I realized I hadn't given a lot of time to the metrics for the model fits. It turns out that they aren't really very informative -- errors are correlated so metrics like R squared tend not to show which model is worse. In fact, the adjusted R squared for the information transfer model (ITM) is 0.999 for both the monetary base including reserves (MB) and currency component (M0) versions. True it is "only" 0.9 for the quantity theory of money (QTM) where P = k M0 and 0.75 for a constant (P = k), but therein lies the problem. However residuals tend to be a good metric and in this case tend to be a little more informative, so I'll present those.
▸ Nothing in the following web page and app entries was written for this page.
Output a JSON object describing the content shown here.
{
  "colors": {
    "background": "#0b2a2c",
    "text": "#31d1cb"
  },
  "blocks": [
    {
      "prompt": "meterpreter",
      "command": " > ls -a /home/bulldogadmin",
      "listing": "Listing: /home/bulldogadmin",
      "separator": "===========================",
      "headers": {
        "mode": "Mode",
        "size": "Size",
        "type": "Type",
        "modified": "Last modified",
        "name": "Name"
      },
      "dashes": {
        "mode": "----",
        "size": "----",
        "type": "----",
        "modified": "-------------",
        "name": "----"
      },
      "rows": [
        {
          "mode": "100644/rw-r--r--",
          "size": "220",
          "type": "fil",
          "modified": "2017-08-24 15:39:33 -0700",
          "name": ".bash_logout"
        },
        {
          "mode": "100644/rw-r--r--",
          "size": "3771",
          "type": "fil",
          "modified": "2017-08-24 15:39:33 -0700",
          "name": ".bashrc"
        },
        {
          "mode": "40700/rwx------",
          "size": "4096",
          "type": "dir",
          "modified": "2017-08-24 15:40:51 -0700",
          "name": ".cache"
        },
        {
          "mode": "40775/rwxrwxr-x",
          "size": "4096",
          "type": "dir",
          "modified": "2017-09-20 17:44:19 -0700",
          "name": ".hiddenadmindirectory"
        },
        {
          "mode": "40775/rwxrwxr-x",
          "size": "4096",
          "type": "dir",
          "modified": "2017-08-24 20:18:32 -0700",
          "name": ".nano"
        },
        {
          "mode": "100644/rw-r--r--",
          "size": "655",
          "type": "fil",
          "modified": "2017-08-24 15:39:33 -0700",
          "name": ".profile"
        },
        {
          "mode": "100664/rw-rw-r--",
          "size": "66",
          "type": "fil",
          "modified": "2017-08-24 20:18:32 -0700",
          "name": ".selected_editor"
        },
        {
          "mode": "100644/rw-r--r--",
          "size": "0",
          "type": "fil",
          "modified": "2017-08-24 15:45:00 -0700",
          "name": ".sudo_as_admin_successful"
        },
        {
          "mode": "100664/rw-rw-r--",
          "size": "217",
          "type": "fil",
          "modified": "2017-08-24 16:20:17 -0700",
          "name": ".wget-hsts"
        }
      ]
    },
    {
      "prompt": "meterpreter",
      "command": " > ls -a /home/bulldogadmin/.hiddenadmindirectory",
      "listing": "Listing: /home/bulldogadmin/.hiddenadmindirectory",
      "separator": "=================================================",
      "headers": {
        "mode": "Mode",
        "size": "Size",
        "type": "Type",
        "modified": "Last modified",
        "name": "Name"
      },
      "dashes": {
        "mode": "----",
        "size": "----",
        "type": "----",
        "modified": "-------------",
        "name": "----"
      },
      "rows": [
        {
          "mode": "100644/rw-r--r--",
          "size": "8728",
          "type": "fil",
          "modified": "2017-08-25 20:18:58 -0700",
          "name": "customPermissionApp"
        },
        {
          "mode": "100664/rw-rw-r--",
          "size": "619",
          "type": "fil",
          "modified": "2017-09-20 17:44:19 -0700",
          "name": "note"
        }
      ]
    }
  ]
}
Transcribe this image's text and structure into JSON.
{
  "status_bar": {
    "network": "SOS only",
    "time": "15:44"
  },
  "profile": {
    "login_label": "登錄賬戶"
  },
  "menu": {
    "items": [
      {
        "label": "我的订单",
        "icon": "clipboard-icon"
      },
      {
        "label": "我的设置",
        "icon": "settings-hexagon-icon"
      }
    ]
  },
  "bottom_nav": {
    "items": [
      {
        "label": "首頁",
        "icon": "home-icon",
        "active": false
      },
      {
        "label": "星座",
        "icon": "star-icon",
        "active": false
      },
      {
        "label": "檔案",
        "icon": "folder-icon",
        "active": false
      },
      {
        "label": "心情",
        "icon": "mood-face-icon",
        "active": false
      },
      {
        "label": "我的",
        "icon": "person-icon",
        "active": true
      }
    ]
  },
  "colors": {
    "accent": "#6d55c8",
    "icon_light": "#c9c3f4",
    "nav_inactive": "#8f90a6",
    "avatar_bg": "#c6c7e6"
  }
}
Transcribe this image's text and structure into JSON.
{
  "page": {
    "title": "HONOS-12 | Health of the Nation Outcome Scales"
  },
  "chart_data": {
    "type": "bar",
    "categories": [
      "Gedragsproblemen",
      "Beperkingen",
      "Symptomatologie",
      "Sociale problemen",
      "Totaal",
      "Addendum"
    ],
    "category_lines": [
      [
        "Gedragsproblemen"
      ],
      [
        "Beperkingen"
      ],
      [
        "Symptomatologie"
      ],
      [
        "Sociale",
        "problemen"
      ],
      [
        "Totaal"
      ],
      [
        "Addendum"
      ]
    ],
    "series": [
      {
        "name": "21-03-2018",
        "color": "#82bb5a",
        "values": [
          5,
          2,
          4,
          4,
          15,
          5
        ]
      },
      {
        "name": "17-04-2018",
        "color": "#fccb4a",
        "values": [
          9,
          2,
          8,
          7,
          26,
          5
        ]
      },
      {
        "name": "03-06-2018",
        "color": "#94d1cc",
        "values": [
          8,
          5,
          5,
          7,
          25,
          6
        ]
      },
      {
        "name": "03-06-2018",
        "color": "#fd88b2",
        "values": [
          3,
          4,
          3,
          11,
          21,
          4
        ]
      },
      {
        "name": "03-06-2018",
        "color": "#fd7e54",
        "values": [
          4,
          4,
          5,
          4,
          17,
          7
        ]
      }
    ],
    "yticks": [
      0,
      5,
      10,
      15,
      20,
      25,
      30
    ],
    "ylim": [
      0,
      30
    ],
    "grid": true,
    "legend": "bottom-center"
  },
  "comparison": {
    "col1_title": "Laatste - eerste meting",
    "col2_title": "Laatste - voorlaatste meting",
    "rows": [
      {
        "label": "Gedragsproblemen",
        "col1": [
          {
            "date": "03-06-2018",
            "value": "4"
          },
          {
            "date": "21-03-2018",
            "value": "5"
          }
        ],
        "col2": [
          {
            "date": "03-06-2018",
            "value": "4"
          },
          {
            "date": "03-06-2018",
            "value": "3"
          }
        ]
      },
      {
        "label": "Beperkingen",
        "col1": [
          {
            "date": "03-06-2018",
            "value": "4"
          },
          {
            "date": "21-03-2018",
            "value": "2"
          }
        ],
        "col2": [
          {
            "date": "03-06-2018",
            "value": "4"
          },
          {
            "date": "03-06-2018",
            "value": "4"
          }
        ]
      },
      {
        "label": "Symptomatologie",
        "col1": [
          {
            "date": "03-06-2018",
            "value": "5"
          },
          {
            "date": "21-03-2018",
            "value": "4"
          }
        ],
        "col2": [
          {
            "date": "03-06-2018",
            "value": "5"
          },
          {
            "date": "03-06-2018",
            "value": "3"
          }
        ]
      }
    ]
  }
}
First, here are the model fits to the price level (clockwise from top left: QTM, ITM constant κ [1], ITM M0 and ITM MB):

The residuals are given here (color coded to the graphs above):

The mean residual fractional error is 0.03 for the ITM M0 model, 0.04 for the ITM MB model, 0.10 for the ITM constant κ model and 0.37 for the QTM (horizontal lines). Basically, anyone who takes the quantity theory of money seriously should take the ITM even more seriously, but that isn't saying much except to hard core monetarists.

Here are the errors for the ITM MB and ITM M0 models blown up and put on a linear scale:

You can see that the recent QE is the only obvious reason to reject the ITM MB model -- otherwise the errors are really close to each other [2]. But then the recent QE is the major reason MB differs from M0! Fitting the recent years makes the years in 70s and 80s worse in the MB version of the ITM than the M0 version.

Still, the errors are correlated. They don't seem to have any particular relation to recessions. There are two periods of especially low error that are associated with economic booms (the late 60s and late 90s) and the period of high inflation from the 70s and 80s is associated with the largest persistent error. However, the ITM M0 version doesn't sustain 5% errors for very long.

[1] Constant κ uses the same function as the M0 and MB models P ~ (1/κ) M0^(1/κ - 1), but keeps κ constant.

[2] Trying to match the derivative (inflation rate) will give an additional reason to accept the ITM M0 version over the MB version.

Jason you write:

ReplyDelete"In fact, the adjusted R squared for the information transfer model (ITM) is 0.999 for both the monetary base including reserves (MB) and currency component (M0) versions. True it is "only" 0.9 for the quantity theory of money (QTM) where P = k M0 and 0.75 for a constant (P = k), but therein lies the problem."

Did you really mean to write "P = k" for the last one? Since you write about a "constant k" ITM later. So the four models you mention here are

1. ITM with MB

2. ITM with M0

3. QTM

4. P = k

But then in your first figure (the four charts) we have

1. QTM

2. ITM M0 (constant k)

3. ITM M0 (non-constant k)

4. ITM MB (non-constant k)

Those two sets seem to match up (although in different orders), except for the "P = k" part. All four match up if I ignore "P = k" and instead call that "constant k." A typo?

When you say "the errors are correlated" do you mean in time? I.e that the error sequence, for any one particular model, has a non-delta function auto-correlation (i.e. it isn't white noise)?

Actually the P= k (P ~ constant) was kind of a joke. The R^2 for a model that says the price level doesn't change is 0.75 ... Which means R^2 isn't a real useful metric here.

DeleteAnd yes, the errors are temporally correlated so the residuals aren't white noise. If the error on the previous point is > x then it is likely the next point is > x.